> **WHAT TO WORK ON**: From the entries below, return every line that includes the word "videos".

──────── THE INPUT ────────

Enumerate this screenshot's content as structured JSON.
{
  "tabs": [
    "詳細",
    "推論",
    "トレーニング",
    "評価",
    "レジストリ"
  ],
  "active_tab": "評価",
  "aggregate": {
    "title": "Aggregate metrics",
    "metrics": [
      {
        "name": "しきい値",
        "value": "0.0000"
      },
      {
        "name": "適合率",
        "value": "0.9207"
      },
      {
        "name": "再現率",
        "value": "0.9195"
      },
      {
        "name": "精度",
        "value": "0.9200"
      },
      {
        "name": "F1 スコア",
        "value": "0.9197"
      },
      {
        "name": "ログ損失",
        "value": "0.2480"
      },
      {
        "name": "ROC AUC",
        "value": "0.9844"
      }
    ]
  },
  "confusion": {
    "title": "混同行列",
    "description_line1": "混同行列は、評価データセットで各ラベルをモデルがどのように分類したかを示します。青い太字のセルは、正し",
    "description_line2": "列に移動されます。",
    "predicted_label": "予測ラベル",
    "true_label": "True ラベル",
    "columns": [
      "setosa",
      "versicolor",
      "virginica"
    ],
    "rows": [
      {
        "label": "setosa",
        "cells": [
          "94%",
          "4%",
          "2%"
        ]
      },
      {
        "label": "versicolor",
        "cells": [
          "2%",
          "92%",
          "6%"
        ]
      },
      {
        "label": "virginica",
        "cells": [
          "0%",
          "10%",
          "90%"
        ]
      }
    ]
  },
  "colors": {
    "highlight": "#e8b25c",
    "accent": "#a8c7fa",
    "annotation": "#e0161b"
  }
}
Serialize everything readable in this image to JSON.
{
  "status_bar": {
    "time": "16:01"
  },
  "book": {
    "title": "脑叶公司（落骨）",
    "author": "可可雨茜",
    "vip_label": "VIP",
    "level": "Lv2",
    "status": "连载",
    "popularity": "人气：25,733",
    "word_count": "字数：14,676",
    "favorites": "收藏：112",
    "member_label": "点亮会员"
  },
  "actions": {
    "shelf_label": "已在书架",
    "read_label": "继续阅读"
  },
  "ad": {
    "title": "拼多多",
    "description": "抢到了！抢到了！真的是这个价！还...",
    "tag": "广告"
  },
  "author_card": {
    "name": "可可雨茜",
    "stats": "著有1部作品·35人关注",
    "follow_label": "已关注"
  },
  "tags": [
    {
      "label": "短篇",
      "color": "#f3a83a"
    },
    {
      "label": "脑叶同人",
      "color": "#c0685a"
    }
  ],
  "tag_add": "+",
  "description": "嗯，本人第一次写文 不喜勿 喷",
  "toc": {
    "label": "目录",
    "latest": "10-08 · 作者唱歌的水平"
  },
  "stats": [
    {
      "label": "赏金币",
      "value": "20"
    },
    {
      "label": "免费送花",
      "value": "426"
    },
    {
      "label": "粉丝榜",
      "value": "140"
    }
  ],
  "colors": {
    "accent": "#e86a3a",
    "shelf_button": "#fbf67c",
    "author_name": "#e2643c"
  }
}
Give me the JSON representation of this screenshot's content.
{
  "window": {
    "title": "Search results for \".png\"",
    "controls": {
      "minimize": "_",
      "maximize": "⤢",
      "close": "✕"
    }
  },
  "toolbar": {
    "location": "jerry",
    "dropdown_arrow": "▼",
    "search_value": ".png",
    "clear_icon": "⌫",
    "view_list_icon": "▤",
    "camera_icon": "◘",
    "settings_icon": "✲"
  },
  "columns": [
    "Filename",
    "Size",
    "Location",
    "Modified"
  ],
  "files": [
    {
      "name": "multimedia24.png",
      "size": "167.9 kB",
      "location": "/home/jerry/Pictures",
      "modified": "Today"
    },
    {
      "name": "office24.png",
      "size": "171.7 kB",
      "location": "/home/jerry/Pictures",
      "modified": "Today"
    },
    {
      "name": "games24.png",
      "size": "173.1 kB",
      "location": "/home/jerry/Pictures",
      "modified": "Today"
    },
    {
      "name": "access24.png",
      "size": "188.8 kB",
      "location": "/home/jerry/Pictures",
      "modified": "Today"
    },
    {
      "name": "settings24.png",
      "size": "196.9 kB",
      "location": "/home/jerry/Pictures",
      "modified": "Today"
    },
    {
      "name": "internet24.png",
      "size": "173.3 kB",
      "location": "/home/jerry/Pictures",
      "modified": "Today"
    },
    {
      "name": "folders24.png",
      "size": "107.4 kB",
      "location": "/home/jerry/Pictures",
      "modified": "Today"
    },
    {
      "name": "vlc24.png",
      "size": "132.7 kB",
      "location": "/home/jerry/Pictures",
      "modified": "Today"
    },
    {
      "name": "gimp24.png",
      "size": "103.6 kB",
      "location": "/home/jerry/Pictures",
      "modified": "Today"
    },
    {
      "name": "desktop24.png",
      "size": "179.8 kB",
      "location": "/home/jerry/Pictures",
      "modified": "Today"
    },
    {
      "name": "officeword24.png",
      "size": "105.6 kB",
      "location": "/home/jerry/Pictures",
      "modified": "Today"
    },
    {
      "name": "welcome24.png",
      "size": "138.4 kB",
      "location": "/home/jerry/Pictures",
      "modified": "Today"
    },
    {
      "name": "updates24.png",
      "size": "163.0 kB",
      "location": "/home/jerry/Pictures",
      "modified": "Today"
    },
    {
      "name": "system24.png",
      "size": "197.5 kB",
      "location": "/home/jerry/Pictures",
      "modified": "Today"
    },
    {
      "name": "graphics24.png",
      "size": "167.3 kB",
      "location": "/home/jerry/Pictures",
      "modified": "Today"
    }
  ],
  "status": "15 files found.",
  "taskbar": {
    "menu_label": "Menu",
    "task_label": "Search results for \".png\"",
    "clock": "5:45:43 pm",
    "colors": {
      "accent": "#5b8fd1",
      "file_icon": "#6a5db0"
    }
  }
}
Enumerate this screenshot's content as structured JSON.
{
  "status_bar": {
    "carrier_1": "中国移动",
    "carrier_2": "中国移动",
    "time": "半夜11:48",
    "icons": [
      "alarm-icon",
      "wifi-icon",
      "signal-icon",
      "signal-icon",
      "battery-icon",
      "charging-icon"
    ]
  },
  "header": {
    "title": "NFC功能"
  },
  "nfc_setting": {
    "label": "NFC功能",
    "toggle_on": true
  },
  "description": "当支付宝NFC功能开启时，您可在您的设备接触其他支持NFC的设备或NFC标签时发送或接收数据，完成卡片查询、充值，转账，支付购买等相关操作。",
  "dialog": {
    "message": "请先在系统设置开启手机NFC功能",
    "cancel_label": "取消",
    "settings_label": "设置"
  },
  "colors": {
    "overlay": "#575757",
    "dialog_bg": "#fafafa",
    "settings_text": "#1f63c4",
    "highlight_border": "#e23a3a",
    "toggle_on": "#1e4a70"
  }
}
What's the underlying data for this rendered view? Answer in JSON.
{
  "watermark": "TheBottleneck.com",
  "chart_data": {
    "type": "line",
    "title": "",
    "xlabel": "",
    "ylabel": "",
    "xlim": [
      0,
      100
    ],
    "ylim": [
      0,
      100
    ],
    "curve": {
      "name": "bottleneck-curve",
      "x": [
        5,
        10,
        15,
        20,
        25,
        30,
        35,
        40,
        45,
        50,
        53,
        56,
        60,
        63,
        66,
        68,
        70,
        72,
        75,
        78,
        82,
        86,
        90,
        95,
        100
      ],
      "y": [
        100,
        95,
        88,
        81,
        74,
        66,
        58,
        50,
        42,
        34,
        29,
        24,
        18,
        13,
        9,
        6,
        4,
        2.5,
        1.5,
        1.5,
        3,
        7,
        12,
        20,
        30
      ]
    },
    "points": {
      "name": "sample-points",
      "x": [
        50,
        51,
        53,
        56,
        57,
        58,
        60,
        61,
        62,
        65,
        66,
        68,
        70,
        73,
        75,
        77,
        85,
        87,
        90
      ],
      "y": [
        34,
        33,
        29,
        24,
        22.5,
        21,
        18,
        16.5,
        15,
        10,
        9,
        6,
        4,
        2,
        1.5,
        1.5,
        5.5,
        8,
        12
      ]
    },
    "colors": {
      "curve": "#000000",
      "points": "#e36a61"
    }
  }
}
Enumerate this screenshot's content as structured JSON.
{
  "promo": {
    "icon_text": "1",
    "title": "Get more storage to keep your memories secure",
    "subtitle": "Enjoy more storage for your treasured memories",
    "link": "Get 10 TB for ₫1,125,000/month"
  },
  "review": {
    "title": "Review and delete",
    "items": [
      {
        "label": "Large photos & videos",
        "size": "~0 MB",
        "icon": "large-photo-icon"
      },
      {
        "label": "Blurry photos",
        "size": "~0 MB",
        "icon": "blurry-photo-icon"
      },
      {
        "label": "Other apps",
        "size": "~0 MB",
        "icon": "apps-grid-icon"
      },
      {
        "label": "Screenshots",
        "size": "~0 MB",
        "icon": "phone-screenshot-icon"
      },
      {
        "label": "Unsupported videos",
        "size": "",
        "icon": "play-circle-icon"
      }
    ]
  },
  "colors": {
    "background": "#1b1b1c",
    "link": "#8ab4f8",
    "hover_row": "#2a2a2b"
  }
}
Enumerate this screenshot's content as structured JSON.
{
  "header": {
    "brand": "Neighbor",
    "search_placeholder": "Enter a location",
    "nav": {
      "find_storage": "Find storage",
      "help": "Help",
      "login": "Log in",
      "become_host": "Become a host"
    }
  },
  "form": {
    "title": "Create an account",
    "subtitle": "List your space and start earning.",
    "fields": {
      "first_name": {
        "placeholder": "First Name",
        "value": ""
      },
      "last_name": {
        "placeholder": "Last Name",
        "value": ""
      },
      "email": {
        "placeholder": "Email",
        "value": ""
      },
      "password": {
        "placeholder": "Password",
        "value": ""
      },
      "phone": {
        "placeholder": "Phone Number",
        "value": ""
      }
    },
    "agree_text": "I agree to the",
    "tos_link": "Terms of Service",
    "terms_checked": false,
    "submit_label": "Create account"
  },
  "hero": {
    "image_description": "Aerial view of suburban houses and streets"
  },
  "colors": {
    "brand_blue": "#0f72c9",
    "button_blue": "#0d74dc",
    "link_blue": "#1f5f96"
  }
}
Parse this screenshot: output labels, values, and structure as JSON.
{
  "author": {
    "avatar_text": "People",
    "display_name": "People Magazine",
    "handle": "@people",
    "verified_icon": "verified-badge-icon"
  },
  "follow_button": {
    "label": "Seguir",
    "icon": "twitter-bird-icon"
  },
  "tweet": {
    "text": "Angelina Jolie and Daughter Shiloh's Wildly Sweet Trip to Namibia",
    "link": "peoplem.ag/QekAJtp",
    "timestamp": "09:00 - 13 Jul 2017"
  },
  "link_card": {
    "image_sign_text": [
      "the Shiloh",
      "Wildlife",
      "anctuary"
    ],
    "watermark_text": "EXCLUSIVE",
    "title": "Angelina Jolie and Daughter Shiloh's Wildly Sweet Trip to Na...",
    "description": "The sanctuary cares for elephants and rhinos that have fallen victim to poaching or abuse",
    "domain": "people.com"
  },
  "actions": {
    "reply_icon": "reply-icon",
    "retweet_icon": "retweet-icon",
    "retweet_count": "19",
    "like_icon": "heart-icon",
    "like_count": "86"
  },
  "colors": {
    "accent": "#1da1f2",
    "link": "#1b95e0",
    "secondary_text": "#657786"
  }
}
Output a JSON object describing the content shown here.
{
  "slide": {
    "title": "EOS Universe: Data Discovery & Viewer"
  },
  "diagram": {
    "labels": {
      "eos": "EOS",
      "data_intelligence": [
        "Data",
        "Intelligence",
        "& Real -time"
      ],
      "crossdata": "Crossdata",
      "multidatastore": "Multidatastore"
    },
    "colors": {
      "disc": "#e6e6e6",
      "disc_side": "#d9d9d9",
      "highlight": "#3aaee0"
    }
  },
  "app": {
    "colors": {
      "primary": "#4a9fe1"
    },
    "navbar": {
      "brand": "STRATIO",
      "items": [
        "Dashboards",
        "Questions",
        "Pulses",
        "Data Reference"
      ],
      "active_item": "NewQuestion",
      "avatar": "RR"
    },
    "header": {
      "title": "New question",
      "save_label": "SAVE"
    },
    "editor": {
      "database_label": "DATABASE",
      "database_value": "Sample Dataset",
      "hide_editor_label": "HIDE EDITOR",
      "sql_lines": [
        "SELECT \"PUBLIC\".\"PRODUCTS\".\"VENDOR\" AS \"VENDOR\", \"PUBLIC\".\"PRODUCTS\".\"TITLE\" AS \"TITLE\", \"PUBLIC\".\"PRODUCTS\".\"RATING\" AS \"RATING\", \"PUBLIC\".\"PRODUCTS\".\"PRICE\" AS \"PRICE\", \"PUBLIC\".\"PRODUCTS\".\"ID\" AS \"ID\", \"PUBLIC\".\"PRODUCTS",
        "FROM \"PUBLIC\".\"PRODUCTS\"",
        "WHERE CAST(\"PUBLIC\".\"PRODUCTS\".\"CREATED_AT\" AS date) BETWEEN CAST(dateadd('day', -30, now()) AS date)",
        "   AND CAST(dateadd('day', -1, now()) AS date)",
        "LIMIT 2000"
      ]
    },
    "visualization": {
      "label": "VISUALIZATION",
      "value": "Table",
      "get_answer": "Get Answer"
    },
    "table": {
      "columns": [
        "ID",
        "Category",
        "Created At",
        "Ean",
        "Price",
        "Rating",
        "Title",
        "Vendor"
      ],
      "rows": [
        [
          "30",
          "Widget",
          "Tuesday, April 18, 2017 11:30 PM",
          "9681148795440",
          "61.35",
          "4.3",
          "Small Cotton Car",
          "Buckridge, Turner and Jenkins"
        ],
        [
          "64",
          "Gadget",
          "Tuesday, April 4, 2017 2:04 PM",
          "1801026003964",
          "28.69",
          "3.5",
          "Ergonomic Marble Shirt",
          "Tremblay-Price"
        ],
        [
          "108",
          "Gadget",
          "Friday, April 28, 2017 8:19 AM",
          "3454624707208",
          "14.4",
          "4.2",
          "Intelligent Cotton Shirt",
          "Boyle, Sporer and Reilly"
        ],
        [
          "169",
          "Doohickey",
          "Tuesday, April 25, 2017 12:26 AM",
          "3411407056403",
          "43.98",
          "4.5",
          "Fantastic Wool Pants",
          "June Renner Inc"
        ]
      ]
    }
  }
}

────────

> **ANSWER TO THIS TASK**:
        "label": "Large photos & videos",
        "label": "Unsupported videos",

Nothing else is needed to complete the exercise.